Place cells of aged rats in two visually identical compartments

Iain A. Wilson, Sami Ikonen, Kestutis Gurevicius, Robert W. McMahan, Michela Gallagher, Howard Eichenbaum, Heikki Tanila

Research output: Contribution to journalArticlepeer-review

Abstract

Aged rats perform poorly on spatial learning tasks, a cognitive impairment which has been linked to the failure of hippocampal networks to fully encode changes in the external environment [Barnes CA, Suster MS, Shen J, McNaughton BL. Multistability of cognitive maps in the hippocampus of old rats. Nature 1997;388(6639):272-5; Wilson IA, Ikonen S, Gureviciene I, McMahan RW, Gallagher M, Eichenbaum H, et al. Cognitive aging and the hippocampus: how old rats represent new environments. J Neurosci 2004;24(15):3870-8]. To examine whether the impairment in hippocampal processing extends to conditions in which self-motion provides the cues for environmental change, we have analyzed spatial firing patterns of hippocampal pyramidal neurons in young and aged rats, as well as in young rats with selective cholinergic lesions, another model of cognitive aging. The rats walked between two visually identical environments, pitting self-motion cues that indicated environmental change against visual inputs that indicated no differences between environments. Our results indicated that place cells in both aged and cholinergic-lesioned rats were equally likely as those of young rats to create new spatial representations in the second compartment. These findings suggest that the hippocampal network of aged rats is able to process changes in internally generated cues without rigidity, but that incomplete processing of external landmark cues may lead to impaired spatial learning.
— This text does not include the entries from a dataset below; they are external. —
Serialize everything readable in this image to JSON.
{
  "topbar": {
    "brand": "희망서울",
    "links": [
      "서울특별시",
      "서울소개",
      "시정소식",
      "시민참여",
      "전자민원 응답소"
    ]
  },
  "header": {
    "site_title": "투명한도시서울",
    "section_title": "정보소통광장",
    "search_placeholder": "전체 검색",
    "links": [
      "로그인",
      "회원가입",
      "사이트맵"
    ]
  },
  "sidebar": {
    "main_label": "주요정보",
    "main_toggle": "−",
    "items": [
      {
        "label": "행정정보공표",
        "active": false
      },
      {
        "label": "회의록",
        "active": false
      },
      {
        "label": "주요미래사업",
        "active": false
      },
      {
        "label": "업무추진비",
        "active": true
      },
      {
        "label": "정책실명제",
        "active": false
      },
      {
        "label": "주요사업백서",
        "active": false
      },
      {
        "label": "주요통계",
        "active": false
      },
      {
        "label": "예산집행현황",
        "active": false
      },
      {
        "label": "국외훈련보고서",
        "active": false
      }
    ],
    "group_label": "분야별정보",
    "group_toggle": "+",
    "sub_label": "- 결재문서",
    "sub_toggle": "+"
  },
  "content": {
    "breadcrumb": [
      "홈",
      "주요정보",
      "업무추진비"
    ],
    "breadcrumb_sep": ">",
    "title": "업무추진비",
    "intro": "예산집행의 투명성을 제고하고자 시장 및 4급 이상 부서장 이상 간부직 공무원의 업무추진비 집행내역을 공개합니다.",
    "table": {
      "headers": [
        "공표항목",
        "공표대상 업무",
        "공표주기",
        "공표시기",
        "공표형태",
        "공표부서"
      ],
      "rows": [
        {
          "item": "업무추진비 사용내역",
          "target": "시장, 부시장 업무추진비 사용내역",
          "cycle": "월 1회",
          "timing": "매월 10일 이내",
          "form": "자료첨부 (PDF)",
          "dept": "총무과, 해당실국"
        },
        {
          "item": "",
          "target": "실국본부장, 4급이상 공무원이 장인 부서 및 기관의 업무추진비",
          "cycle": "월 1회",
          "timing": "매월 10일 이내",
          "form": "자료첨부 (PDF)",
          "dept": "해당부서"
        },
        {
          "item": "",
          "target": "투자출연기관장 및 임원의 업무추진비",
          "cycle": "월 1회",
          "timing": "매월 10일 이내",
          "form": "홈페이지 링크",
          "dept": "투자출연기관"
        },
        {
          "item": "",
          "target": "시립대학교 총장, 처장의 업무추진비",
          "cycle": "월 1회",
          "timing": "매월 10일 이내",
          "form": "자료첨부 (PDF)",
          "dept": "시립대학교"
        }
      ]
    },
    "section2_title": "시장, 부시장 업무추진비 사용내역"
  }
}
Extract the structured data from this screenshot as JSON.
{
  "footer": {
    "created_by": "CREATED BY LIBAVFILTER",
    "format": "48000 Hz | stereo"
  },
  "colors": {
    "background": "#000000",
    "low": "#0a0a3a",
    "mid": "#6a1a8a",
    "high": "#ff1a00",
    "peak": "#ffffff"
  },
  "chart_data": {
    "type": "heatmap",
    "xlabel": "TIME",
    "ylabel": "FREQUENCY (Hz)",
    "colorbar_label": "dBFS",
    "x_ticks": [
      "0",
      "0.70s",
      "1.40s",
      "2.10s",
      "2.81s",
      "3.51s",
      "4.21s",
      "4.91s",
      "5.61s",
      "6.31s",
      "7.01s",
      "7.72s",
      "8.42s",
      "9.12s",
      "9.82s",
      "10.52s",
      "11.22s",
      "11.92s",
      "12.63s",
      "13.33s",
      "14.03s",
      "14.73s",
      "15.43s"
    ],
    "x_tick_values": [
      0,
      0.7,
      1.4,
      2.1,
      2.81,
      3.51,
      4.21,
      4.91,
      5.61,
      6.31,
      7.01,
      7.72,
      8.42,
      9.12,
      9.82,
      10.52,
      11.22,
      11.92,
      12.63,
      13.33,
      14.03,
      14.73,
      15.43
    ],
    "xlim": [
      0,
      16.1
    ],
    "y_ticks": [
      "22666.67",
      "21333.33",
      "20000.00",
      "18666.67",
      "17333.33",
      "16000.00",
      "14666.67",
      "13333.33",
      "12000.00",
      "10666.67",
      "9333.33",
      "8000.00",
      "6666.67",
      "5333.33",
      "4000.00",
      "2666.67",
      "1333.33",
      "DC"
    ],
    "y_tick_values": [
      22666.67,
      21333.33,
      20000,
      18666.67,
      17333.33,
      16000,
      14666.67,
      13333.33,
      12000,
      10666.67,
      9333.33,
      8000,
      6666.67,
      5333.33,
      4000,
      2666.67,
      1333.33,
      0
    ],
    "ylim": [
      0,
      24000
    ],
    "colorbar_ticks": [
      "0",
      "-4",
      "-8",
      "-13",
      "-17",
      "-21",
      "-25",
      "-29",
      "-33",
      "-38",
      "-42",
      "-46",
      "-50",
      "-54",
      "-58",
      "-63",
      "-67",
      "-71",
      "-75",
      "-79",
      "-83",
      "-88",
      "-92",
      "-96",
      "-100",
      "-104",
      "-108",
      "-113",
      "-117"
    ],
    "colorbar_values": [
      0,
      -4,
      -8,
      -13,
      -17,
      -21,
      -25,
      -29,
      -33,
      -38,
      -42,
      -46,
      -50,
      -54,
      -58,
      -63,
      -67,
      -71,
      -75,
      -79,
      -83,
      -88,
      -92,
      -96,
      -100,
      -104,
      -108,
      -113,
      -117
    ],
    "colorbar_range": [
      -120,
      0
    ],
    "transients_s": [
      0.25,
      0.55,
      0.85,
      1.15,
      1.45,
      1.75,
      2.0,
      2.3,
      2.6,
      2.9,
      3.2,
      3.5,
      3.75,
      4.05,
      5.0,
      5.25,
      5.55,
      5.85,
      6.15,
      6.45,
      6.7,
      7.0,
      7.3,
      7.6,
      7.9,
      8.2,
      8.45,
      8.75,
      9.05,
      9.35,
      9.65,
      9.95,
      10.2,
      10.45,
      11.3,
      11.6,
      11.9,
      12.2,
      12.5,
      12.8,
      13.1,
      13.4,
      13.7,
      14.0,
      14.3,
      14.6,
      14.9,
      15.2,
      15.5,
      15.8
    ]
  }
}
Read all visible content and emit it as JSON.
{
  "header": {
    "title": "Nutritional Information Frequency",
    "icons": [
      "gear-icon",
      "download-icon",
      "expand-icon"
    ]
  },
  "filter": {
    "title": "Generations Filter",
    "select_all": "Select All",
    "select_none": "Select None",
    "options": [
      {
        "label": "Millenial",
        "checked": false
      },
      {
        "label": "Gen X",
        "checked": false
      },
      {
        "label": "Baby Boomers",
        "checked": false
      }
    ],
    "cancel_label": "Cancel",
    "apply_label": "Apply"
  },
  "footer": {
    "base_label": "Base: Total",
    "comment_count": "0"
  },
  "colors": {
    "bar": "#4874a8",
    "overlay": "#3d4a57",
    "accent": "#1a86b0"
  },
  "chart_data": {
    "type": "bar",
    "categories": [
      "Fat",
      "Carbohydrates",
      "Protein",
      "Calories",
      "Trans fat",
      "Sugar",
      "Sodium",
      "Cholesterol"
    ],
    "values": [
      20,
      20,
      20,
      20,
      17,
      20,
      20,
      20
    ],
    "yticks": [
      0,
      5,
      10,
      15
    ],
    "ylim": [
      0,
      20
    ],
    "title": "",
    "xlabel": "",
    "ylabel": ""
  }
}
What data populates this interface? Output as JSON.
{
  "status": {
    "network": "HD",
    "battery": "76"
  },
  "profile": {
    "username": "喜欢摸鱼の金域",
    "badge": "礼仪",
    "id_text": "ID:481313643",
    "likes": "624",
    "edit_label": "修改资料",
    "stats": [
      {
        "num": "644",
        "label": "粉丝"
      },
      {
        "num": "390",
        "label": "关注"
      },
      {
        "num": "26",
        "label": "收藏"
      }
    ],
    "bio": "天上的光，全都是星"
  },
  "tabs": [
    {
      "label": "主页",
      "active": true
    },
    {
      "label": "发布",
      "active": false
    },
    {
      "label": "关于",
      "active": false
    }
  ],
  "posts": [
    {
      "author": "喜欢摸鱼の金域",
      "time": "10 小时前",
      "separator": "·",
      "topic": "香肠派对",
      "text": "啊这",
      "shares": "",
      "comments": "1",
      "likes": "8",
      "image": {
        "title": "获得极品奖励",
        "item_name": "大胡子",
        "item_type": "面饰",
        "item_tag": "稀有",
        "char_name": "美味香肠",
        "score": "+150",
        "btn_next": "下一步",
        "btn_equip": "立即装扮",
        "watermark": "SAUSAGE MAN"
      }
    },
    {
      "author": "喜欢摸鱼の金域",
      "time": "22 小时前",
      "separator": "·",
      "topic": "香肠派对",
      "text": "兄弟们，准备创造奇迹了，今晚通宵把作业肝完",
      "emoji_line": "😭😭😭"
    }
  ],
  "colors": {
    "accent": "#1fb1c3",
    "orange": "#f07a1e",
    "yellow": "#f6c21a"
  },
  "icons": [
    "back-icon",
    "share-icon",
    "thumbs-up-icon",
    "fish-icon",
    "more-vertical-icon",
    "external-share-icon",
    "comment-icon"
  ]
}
Original languageEnglish (US)
Pages (from-to)1099-1106
Number of pages8
JournalNeurobiology of aging
Volume26
Issue number7
DOIs
StatePublished - Jul 2005

Keywords

  • Age-associated cognitive impairment
  • Aging
  • Hippocampus
  • Idiothetic
  • Medial septum
  • Place cells
  • Self-motion
  • Spatial memory

ASJC Scopus subject areas

  • Neuroscience(all)
  • Aging
  • Clinical Neurology
  • Developmental Biology
  • Geriatrics and Gerontology

Fingerprint

Dive into the research topics of 'Place cells of aged rats in two visually identical compartments'. Together they form a unique fingerprint.

Cite this